(DATA)
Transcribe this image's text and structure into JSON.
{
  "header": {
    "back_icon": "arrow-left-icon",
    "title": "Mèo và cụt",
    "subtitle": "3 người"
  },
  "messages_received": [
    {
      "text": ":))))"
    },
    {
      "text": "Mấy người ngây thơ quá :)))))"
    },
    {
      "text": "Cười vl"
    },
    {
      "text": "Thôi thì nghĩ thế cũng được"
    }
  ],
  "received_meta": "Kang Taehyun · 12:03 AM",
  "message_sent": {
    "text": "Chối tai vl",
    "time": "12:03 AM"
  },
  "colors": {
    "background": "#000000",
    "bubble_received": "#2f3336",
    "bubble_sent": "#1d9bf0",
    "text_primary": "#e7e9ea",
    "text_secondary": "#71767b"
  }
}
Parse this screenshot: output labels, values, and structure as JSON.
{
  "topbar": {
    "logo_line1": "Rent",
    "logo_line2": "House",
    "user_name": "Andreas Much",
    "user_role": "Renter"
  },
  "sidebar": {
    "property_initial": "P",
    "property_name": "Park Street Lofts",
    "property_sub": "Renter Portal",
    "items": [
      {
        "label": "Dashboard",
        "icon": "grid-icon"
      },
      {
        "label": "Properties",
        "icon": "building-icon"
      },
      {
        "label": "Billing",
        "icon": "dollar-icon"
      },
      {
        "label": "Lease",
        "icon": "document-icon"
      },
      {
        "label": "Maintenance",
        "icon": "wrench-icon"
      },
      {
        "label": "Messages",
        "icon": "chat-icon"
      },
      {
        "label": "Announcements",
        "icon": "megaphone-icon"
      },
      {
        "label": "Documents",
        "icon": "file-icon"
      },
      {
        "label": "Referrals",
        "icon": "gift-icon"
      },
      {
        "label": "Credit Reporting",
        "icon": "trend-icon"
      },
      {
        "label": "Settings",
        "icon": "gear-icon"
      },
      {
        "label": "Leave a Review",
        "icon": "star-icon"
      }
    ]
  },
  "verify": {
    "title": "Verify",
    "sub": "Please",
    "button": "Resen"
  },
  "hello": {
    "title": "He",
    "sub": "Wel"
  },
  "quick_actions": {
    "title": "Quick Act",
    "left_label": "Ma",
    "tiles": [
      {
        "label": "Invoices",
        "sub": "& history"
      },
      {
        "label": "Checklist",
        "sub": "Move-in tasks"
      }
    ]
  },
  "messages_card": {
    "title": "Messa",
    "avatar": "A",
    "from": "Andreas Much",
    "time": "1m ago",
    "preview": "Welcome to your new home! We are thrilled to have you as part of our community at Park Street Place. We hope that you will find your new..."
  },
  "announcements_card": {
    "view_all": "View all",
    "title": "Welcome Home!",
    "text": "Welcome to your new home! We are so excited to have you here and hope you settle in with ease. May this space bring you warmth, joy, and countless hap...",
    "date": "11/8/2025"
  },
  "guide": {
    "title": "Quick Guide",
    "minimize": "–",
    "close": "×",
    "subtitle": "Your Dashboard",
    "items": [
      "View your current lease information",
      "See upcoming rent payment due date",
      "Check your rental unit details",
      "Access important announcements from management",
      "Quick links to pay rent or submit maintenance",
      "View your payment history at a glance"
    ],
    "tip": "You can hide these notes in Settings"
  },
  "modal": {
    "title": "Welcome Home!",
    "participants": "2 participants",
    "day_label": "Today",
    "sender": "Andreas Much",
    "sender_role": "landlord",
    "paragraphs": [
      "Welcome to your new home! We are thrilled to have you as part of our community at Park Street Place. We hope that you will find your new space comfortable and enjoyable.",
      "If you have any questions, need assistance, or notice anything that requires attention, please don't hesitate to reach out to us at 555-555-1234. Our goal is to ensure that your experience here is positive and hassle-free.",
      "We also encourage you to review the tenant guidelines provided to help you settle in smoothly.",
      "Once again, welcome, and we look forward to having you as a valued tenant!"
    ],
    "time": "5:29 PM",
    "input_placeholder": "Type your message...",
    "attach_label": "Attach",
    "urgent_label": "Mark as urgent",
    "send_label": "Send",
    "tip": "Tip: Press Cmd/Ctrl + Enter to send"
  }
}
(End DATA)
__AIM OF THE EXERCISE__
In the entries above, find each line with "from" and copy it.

__RESULT__
    "from": "Andreas Much",
      "Access important announcements from management",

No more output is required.